## Required work
Among the entries below, find every line that contains the string "JSON", then copy it.

Records for processing Start Marker

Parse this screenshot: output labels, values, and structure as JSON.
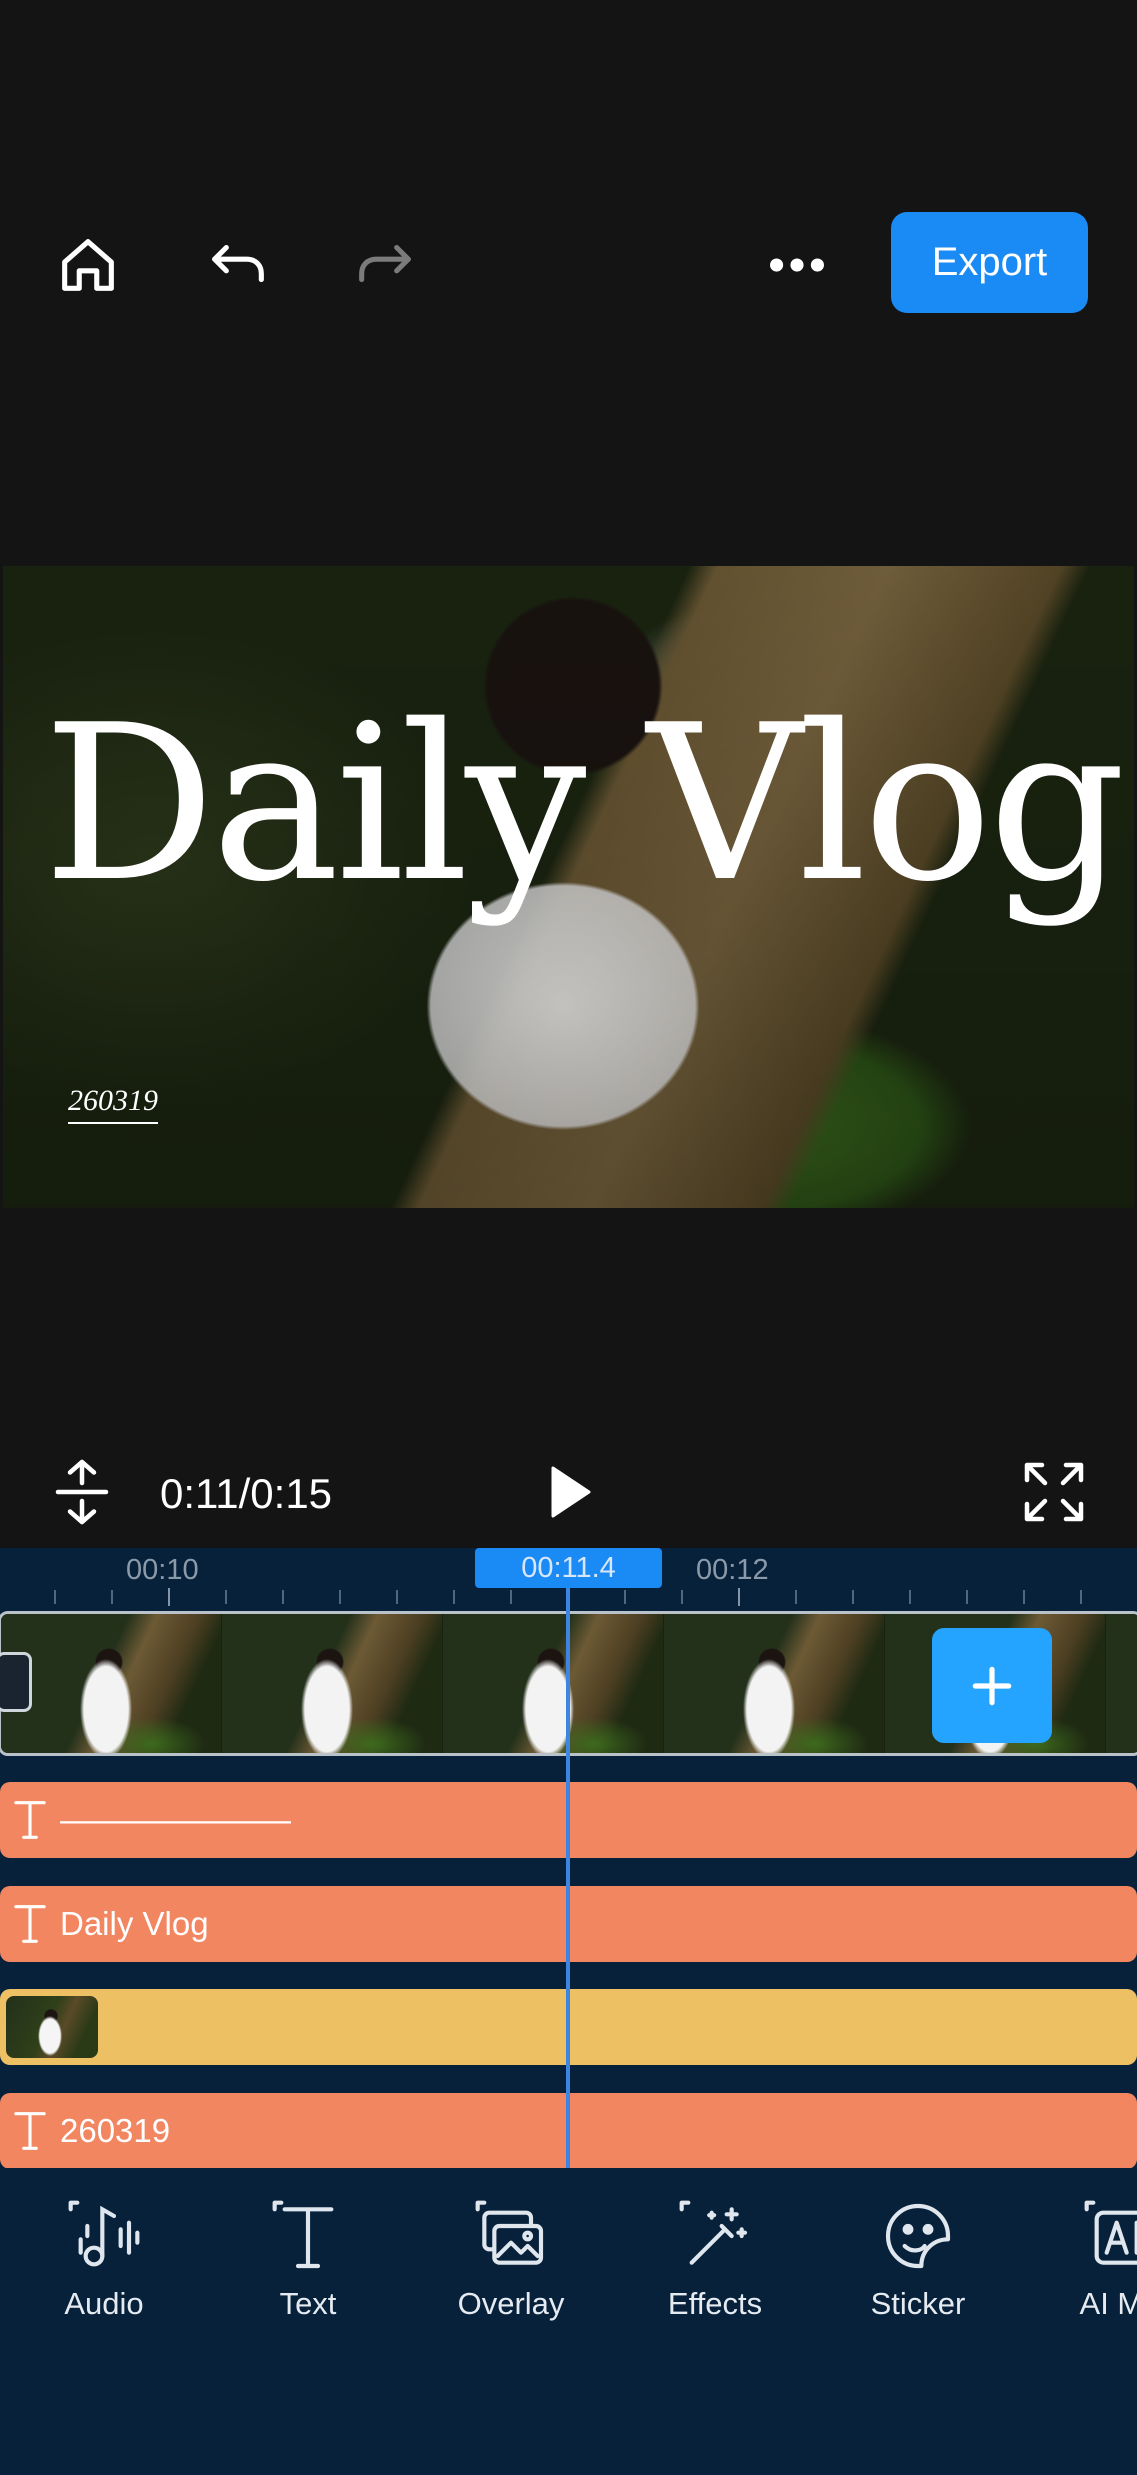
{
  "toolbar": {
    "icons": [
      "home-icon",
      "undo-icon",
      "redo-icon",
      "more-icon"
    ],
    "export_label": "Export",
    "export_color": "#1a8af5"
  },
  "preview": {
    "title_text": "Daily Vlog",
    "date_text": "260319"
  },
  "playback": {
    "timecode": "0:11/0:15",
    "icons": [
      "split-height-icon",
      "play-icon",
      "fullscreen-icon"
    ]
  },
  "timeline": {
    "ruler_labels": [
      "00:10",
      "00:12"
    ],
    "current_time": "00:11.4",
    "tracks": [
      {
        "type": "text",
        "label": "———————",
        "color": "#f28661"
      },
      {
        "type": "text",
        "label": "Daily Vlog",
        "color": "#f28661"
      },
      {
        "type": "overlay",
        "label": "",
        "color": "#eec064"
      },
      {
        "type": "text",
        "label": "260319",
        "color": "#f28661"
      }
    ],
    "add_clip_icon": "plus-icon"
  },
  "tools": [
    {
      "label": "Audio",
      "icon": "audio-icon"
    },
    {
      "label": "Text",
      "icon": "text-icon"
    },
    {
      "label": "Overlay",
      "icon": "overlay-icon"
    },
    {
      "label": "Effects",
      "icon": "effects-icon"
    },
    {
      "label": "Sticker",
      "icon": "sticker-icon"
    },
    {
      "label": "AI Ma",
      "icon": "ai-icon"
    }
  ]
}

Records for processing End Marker
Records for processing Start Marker

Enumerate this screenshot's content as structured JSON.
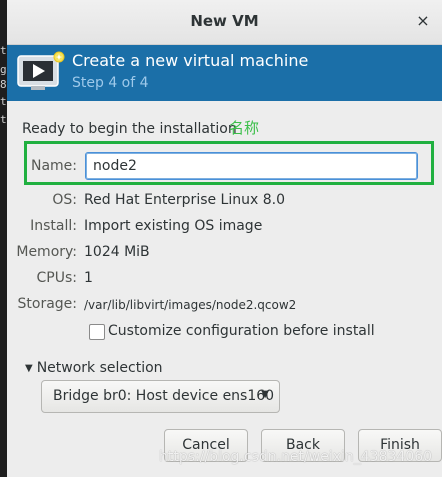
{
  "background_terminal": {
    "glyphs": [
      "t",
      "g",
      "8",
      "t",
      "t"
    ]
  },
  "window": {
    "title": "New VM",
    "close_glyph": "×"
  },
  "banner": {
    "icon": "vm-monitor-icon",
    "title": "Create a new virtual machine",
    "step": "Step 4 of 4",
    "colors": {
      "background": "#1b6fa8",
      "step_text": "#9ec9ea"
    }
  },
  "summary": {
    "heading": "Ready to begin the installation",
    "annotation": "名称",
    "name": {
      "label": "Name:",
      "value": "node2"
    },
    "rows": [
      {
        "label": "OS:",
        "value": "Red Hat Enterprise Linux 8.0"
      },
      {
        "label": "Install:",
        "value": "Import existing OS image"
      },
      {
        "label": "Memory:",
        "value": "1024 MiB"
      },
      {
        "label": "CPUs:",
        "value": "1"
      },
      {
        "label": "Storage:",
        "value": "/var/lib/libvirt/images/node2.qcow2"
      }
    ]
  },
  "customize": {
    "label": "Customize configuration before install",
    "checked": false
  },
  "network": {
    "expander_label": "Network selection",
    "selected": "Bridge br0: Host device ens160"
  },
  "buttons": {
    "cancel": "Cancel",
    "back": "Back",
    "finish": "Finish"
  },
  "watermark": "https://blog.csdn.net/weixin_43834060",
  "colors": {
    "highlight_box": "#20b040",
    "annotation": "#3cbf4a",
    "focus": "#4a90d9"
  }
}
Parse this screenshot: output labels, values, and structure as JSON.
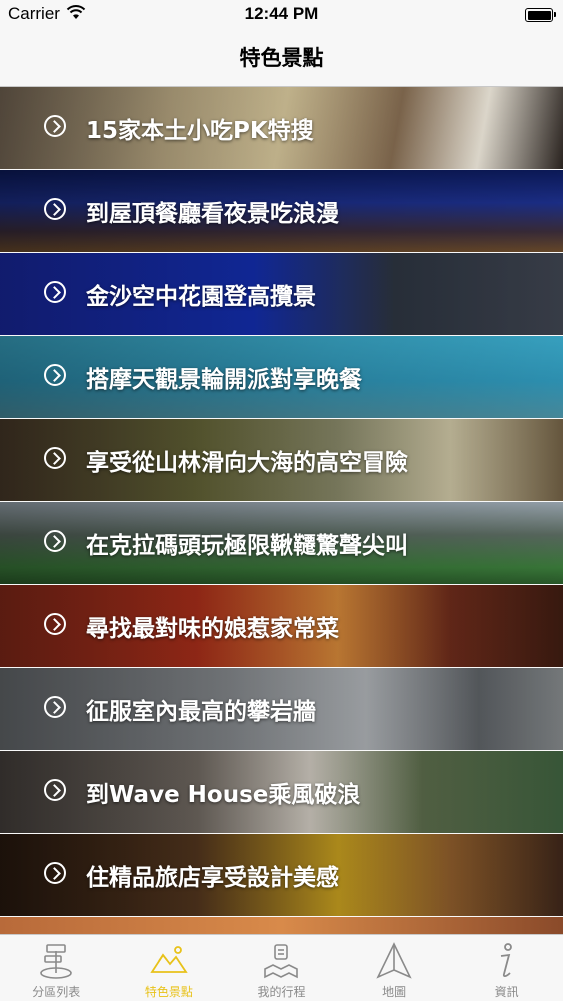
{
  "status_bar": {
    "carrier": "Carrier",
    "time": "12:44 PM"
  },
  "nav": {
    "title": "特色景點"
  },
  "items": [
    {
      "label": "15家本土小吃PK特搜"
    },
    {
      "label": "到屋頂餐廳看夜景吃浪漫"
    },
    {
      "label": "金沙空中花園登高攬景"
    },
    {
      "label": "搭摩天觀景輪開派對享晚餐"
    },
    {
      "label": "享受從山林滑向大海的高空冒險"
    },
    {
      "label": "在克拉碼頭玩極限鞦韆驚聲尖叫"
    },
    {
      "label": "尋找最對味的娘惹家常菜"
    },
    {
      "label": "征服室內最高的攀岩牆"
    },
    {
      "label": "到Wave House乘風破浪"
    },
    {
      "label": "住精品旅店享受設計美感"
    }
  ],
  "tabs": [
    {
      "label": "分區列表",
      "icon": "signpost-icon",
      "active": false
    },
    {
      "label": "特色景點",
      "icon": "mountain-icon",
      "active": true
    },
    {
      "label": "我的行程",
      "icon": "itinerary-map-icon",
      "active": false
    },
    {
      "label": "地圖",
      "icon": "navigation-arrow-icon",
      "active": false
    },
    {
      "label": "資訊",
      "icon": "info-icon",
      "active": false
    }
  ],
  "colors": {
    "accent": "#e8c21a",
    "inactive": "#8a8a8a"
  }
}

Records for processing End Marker
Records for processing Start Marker

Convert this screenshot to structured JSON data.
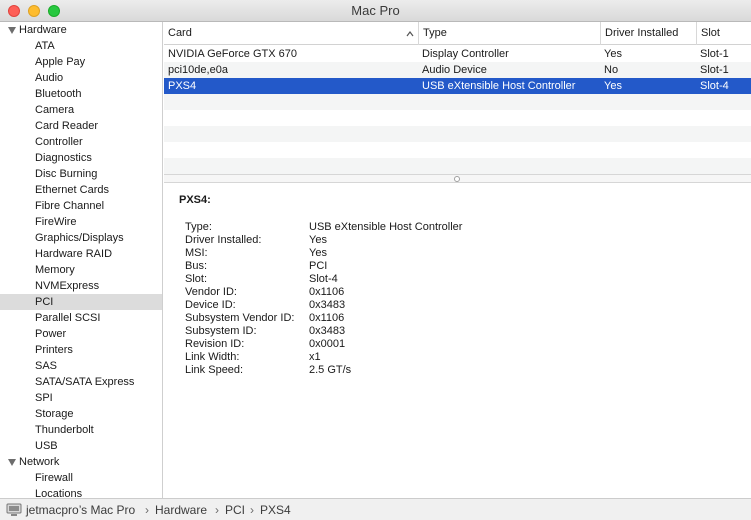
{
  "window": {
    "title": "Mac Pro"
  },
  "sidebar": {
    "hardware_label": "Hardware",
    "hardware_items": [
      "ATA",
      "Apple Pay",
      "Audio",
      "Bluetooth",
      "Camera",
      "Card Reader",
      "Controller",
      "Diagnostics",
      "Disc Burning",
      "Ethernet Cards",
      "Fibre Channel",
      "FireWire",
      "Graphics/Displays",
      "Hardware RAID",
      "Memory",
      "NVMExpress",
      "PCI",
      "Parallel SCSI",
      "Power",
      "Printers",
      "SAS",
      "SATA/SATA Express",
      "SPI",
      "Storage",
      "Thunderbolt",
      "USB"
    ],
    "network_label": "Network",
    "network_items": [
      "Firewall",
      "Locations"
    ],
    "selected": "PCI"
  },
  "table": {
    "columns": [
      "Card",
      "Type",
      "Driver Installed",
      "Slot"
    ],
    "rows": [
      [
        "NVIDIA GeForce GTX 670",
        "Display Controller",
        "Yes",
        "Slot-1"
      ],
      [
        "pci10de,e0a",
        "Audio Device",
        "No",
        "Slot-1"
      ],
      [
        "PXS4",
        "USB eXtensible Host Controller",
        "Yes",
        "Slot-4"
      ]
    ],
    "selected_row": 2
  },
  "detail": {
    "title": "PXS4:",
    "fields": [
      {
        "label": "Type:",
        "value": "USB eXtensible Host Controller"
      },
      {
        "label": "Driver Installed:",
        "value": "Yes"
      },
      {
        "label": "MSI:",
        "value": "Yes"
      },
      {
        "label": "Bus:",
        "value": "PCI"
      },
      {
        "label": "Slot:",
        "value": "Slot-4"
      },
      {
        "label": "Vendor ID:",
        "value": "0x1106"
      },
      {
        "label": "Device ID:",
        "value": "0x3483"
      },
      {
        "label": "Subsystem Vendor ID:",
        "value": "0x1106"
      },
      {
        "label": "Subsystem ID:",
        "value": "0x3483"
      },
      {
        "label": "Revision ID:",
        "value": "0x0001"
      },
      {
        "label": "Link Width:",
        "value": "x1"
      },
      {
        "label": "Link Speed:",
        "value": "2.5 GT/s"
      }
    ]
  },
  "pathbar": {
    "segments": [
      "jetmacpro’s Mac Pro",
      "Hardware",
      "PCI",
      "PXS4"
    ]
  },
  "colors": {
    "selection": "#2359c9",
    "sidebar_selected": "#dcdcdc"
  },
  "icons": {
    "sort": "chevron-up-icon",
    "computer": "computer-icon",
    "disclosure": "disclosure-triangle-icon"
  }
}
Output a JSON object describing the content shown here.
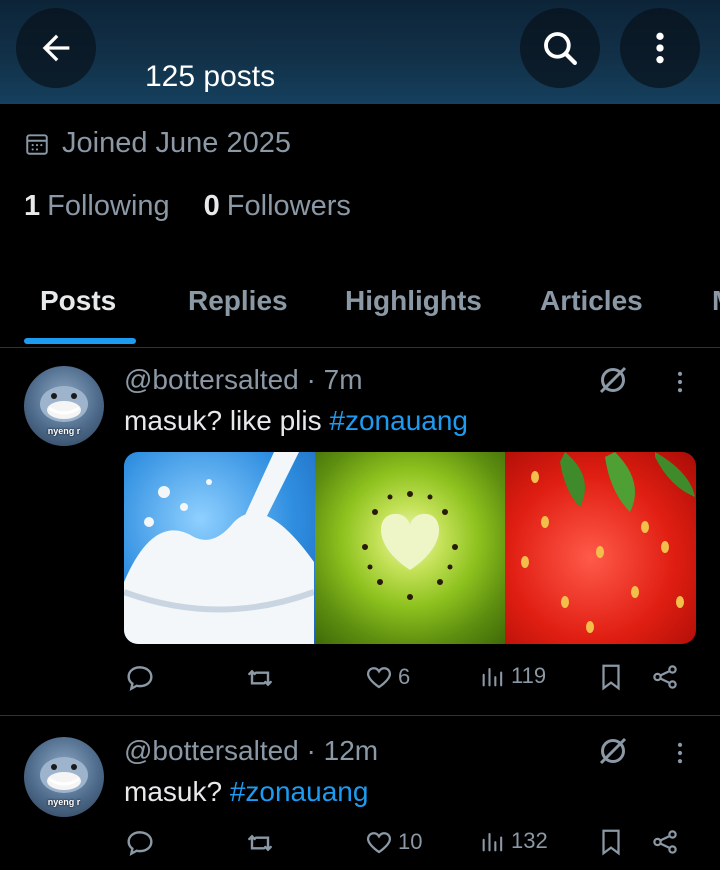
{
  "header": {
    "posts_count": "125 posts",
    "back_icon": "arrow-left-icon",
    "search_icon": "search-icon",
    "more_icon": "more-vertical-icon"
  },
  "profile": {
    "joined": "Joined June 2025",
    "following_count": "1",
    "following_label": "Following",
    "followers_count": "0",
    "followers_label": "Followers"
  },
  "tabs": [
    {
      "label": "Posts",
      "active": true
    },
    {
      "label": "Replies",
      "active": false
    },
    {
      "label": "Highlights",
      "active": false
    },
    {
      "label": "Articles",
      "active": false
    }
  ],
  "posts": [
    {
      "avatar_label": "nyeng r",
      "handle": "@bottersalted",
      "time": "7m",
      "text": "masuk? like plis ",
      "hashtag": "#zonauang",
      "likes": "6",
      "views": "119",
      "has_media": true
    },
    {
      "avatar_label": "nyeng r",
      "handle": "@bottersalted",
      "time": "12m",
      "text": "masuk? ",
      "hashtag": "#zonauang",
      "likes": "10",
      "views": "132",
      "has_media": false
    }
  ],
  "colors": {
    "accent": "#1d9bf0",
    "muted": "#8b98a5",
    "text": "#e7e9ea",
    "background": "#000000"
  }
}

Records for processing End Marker

## Task output
Parse this screenshot: output labels, values, and structure as JSON.
Enumerate this screenshot's content as structured JSON.
Parse this screenshot: output labels, values, and structure as JSON.
Convert this screenshot to structured JSON data.
Output a JSON object describing the content shown here.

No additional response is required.